What percentage of the elementary education majors’ profiles contains material that is considered inappropriate?
What percentage of the elementary education majors’ profiles contains material considered marginally inappropriate?
What kinds of inappropriate images/messages/references are portrayed on elementary education majors’ profiles?
Study Context and Methodology
The study was conducted by examining publicly accessible profiles on Facebook posted by students enrolled in the elementary education major at a large, public Midwestern university.
Students in the major were predominately white females, aged 18-24. A small number of nontraditional, male, and minority students were part of the sample. The major had an enrollment of 471 students at the time of data collection. Of these students, 85.7% were female (n = 404), and 14.2% were male (n = 67).
Of the 471 students in the elementary education major, 76% had a profile on Facebook at the time of data collection..
Of the 471 elementary education majors, 153 students had an active, fully accessible profile on Facebook.
Of the 153 fully accessible profiles that were examined, 56% contained inappropriate material.
Of the 153 fully accessible Facebook profiles included in this study, 22% contained at least one category that was coded marginal, with no inappropriate material on the site. However, both marginal and inappropriate material may be offensive to a potential employer or parent.
Teacher educators must explicitly and forcefully teach their students that their behavior in and out of the classroom does matter.
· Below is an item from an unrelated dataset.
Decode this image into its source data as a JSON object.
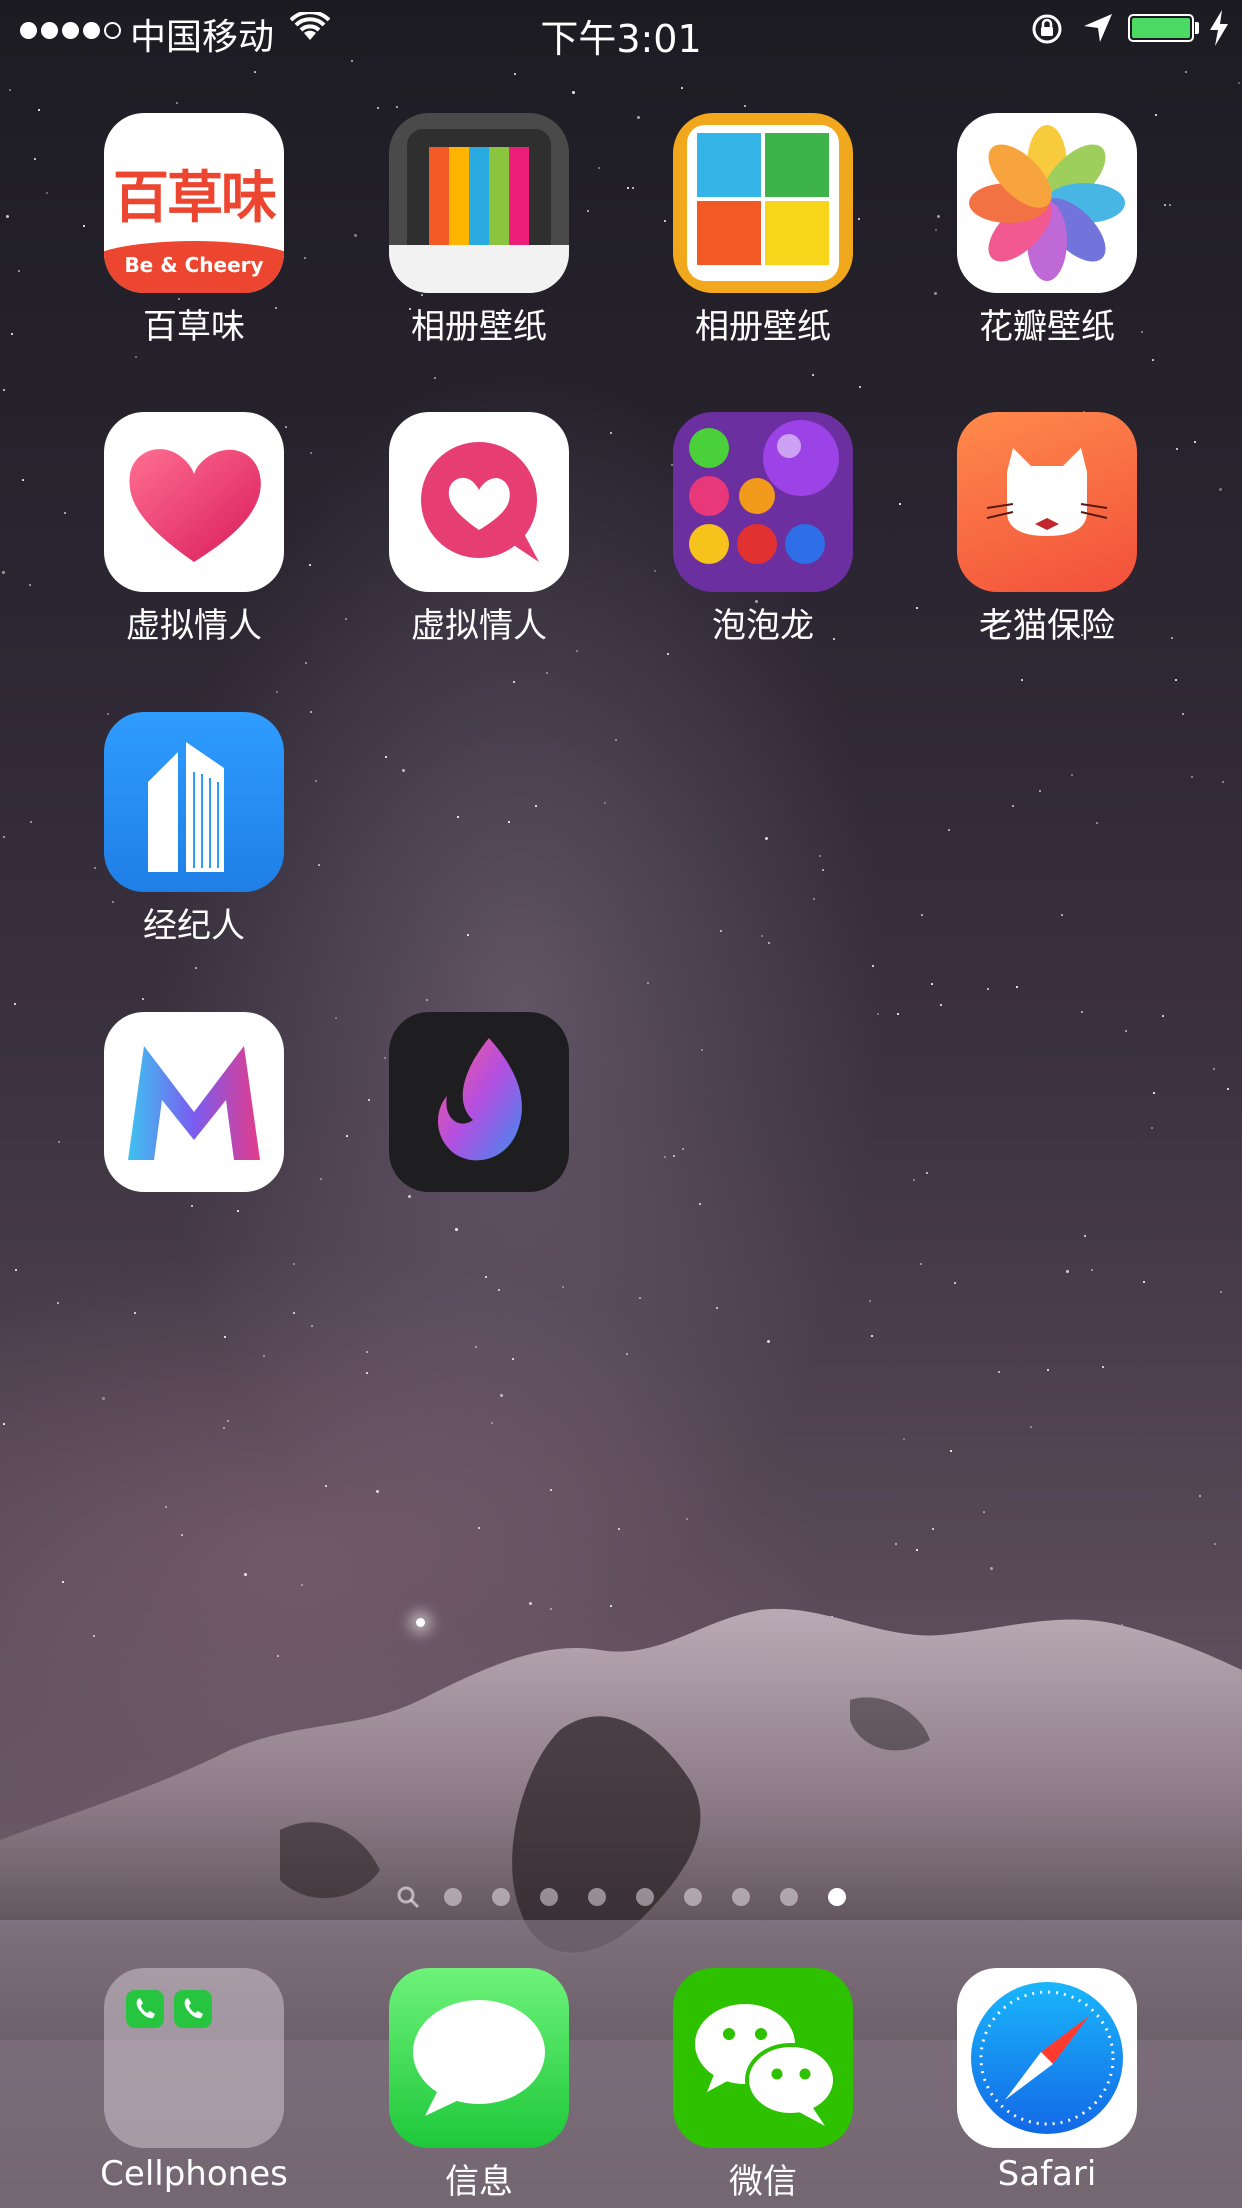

Teacher education programs should explicitly teach dispositions and their importance, not simply assess dispositions and punish students who do not exhibit them.
Students need consistent messages regarding how to be tactful, courteous, professional, and ethical and to be reminded of the high standards of behavior that society places on teachers.